The following points outline what I learned from this experience. Perhaps you will be encouraged and gain some insight for your own journey in the workplace.
1. Clarify your expectations of the new role.
I was excited to take on a new challenge. I enjoyed being in charge and I wanted to be a successful leader. I would be competent, engaging, flexible, and fun to work with. I thought I would be accepted and respected right from the start. People would be thrilled to work with me as their head nurse! As I admitted these hopes to myself, I realized that my expectations were unrealistic. The next step was to look at what was really happening.
2. Assess the reality of the situation.
It didn’t take long before I realized that things were going differently than I had thought they would. I tried to relate to my colleagues as friends, which led to them ignoring my directions or undermining my goals for the unit. I knew something had to change if I wanted to continue in this leadership role.
3. Ask for help from other leaders or a coach.

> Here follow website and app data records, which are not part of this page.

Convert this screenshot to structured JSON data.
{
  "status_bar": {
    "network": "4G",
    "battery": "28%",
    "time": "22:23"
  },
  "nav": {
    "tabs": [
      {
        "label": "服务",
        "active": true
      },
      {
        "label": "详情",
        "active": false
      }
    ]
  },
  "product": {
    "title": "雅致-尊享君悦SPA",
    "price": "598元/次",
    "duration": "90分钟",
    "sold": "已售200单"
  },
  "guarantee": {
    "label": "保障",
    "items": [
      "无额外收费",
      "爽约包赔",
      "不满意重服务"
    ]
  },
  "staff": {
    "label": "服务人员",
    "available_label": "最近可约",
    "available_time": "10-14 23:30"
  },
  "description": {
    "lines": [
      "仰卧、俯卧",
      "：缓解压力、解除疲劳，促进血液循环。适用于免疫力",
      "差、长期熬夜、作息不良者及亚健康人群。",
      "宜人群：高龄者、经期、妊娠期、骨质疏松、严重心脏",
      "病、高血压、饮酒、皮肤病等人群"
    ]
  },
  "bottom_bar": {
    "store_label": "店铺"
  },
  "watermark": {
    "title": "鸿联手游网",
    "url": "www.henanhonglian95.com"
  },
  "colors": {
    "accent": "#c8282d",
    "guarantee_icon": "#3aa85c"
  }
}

I booked a meeting with the former leader of the unit and brought my specific questions to the table. I now had a better idea of what I needed to know. Before my new job began, I was at that place of “not knowing what I did not know.” I was willing to be coached, and as we met regularly to discuss the principles of leadership, I gained clarity and confidence.
4. Be willing to have the courageous conversations.
There were two other nurses who had applied for the position I was now in. They were more experienced clinically than I was, and I knew they were disappointed that I was the successful applicant. I met with each of them individually, and described my desire to be in partnership with them. I told them I valued their expertise and I counted on them for their knowledge. I also clarified that I expected them to respect me as the head nurse and to support me in my role.
The interaction with each one was awkward at first, and they were surprised at my initiative in calling such a meeting. As it turned out, they thanked me for the chance to “clear the air” and they agreed to work together with me for the good of the unit.
5. Practice setting clear boundaries.
A true leader values themselves. I learned that by saying what I wanted in a calm and clear manner, I was demonstrating that I placed my self-worth ahead of my desire to be liked. I could say no even if it meant my colleagues might not like it.
6. Be clear what your role is, and communicate that to the team.
As I organized staffing and vacation days, there were times when nurses were upset when I chose to say no to a request for days off. I reminded them that my job was to provide safe patient care, which meant a certain number of staff were required each shift. I focused on my role rather than absorbing the anger of the nurses. A leader who is calm and clear earns the respect of a team, rather than one who gets angry and defensive.
7. Place your job in perspective.
Many challenging situations arose during my time in this role. Rather than blaming others or myself, I stood back and looked at the big picture. I realized that I was part of a larger system that often created tension and stumbling blocks to clear communication and partnership. I focused on taking time to play and rest after work as well. Walking outdoors for an hour after work helped me to debrief and decompress before I got home. By releasing the stress of my day, I had energy to interact with my family with kindness and love.
Even though my experience dates back 30 years, I believe that the principles offered here are still relevant for aspiring leaders. The trajectory of promotion holds a mix of adventure and challenge. It is complicated when a person moves up from a staff position to one of being the “boss.” I trust that my story, and the tools I used to navigate this path, will be of service to those of you contemplating a move such as this.
All the best to you as you set realistic expectations and clarify your role. Set those boundaries, see yourself as worthy of being respected, and be willing to ask for help. Have fun using your gifts in the world of leadership!